▸ PROBLEM
List each line of the data that holds the string "JSON", please.

▸ RECORDS FOR PROCESSING

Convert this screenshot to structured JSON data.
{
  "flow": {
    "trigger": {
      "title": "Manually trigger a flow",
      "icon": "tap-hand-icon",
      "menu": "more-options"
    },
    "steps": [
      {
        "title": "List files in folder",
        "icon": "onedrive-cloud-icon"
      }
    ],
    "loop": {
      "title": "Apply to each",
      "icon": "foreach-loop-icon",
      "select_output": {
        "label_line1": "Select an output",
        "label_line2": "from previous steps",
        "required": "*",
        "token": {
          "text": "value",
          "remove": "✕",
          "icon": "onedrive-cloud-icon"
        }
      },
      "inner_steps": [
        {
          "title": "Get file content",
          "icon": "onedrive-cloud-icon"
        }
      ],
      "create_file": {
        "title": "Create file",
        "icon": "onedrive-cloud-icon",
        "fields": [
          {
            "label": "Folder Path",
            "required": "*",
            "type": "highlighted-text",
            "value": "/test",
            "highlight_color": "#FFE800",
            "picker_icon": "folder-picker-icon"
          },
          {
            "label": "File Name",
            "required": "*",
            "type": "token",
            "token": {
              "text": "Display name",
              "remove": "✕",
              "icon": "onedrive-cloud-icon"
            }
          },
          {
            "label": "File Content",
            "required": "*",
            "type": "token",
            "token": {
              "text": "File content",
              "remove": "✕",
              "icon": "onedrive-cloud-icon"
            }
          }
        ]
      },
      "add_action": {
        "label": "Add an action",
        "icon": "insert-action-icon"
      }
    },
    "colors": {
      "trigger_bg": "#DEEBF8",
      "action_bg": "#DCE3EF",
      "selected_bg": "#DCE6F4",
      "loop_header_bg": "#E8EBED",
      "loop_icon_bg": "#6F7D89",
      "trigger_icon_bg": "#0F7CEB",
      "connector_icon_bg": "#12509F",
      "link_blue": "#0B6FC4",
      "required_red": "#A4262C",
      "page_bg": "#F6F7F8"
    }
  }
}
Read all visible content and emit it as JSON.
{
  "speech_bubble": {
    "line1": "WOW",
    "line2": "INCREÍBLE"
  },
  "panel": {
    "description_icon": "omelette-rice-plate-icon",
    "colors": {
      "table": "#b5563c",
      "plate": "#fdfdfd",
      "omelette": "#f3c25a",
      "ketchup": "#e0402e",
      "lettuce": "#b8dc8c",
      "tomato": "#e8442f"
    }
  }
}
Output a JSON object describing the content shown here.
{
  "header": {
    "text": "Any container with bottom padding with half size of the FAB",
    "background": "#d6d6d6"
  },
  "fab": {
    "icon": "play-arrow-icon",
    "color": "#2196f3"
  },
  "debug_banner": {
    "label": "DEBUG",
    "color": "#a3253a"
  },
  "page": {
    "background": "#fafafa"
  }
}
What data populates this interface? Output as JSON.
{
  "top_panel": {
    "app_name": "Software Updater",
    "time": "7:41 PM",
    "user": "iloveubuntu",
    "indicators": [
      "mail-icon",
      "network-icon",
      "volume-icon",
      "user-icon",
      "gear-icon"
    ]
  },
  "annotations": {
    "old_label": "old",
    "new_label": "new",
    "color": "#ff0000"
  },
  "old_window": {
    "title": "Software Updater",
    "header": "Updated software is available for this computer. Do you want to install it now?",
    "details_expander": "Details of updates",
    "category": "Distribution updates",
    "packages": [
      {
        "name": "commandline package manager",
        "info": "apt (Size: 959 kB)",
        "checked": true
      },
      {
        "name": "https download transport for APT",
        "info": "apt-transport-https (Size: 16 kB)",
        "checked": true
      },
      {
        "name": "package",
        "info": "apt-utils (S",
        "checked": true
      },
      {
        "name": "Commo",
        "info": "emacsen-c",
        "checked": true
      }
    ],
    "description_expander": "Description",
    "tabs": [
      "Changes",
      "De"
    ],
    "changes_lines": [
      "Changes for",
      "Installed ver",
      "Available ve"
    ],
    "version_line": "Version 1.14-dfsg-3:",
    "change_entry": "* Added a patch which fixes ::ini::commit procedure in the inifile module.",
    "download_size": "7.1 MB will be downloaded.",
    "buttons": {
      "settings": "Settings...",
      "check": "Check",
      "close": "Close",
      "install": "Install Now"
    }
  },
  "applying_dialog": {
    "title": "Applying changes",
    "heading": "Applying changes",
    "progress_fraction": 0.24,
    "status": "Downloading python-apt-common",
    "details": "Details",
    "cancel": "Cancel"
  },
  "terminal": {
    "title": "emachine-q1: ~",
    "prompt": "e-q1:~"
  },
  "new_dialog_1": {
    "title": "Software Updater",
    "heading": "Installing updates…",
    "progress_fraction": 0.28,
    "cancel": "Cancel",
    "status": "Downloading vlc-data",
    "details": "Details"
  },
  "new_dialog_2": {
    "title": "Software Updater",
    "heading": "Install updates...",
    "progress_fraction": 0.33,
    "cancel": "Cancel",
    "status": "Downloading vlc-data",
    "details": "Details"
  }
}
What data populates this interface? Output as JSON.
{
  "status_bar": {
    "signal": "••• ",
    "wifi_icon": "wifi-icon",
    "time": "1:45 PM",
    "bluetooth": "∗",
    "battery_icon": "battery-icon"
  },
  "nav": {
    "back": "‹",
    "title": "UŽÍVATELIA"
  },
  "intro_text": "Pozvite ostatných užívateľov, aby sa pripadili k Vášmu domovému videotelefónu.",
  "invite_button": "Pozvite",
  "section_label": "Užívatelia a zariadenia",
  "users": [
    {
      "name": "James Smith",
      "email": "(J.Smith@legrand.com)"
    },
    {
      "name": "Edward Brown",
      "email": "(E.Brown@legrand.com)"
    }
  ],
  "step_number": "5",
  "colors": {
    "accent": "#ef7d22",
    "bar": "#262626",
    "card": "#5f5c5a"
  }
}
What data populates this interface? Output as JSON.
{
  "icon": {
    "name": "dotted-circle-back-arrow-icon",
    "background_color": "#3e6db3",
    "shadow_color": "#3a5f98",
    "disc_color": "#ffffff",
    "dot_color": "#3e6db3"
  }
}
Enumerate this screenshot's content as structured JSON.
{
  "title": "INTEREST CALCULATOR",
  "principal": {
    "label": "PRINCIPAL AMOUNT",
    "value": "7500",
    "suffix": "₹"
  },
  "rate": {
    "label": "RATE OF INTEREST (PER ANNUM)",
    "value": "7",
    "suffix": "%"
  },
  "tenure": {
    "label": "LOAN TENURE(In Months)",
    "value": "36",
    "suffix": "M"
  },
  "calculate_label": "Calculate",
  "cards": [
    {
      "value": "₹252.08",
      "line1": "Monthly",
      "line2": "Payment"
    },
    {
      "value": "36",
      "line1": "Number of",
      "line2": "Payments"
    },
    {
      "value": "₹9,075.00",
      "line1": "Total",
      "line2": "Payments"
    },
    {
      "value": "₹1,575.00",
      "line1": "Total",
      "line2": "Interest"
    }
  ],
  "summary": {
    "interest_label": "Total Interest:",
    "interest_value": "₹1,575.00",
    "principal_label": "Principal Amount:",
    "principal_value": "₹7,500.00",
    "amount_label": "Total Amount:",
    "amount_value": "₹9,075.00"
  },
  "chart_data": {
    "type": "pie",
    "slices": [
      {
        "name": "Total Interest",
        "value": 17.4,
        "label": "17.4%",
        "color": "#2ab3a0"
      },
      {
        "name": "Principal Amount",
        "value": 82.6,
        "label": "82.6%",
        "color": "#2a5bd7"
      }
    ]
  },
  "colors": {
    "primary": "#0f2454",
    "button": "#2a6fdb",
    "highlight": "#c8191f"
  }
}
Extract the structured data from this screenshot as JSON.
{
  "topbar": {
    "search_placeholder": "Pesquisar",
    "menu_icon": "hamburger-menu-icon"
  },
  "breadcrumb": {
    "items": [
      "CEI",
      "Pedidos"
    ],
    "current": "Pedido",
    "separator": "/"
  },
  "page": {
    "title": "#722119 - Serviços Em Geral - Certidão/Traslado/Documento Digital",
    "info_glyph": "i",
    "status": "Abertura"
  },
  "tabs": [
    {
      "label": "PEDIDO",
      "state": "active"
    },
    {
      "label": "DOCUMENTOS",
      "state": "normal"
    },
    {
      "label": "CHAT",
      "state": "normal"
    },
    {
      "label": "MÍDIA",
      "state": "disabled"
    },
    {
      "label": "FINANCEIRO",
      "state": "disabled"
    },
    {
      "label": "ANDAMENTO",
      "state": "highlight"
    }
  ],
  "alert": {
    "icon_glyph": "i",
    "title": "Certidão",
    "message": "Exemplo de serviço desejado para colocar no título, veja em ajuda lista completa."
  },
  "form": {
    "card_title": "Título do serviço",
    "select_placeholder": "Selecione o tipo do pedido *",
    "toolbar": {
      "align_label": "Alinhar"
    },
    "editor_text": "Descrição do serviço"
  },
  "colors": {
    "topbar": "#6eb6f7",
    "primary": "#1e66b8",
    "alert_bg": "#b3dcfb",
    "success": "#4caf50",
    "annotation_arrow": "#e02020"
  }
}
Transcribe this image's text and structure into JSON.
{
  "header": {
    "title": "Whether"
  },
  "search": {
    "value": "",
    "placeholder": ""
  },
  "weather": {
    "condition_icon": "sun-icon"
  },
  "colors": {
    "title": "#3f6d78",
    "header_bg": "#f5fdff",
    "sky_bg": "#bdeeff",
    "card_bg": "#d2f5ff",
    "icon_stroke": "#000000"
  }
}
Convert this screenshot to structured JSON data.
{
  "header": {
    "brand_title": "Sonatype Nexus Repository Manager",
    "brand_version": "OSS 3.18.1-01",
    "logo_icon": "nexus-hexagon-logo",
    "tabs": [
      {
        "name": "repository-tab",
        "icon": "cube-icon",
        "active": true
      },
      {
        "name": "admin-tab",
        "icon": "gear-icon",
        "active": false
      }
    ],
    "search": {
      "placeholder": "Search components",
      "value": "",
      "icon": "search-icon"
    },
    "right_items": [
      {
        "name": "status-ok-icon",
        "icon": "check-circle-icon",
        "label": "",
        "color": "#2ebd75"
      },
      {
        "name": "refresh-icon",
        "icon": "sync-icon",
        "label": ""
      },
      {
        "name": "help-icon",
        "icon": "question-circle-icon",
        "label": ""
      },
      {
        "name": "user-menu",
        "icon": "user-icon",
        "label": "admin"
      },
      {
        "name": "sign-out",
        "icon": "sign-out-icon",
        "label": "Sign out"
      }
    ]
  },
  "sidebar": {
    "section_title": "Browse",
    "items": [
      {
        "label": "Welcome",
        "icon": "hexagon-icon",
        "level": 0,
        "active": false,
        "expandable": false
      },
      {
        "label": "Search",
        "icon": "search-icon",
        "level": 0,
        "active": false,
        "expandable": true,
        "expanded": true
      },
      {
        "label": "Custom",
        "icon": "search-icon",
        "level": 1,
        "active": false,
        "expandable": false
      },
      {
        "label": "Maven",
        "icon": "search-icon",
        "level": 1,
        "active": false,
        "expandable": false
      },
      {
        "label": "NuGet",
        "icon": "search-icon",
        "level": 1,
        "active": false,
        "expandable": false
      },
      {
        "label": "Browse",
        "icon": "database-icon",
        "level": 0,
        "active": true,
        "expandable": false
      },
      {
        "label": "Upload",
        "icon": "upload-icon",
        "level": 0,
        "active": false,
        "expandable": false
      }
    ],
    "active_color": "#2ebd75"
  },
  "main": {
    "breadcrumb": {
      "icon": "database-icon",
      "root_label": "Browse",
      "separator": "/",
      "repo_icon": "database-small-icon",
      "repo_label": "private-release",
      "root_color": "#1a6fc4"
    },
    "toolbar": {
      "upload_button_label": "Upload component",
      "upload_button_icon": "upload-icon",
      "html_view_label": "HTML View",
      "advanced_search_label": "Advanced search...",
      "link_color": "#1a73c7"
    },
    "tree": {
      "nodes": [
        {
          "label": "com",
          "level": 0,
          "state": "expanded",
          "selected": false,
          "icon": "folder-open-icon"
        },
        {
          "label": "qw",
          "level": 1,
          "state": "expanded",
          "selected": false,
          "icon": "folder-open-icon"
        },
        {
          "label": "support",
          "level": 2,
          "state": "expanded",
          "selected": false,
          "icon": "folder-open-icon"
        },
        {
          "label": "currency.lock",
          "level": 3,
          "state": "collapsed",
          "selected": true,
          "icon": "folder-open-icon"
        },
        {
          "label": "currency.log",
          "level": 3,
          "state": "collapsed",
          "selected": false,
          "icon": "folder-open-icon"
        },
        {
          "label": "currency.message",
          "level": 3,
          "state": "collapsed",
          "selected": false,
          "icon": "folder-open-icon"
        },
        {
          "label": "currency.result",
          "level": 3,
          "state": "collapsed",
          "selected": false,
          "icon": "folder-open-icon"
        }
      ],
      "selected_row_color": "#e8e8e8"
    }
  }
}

▸ ANSWER SECTION
Convert this screenshot to structured JSON data.
Read all visible content and emit it as JSON.
Output a JSON object describing the content shown here.
What data populates this interface? Output as JSON.
What data populates this interface? Output as JSON.
What data populates this interface? Output as JSON.
Enumerate this screenshot's content as structured JSON.
Extract the structured data from this screenshot as JSON.
Transcribe this image's text and structure into JSON.
Convert this screenshot to structured JSON data.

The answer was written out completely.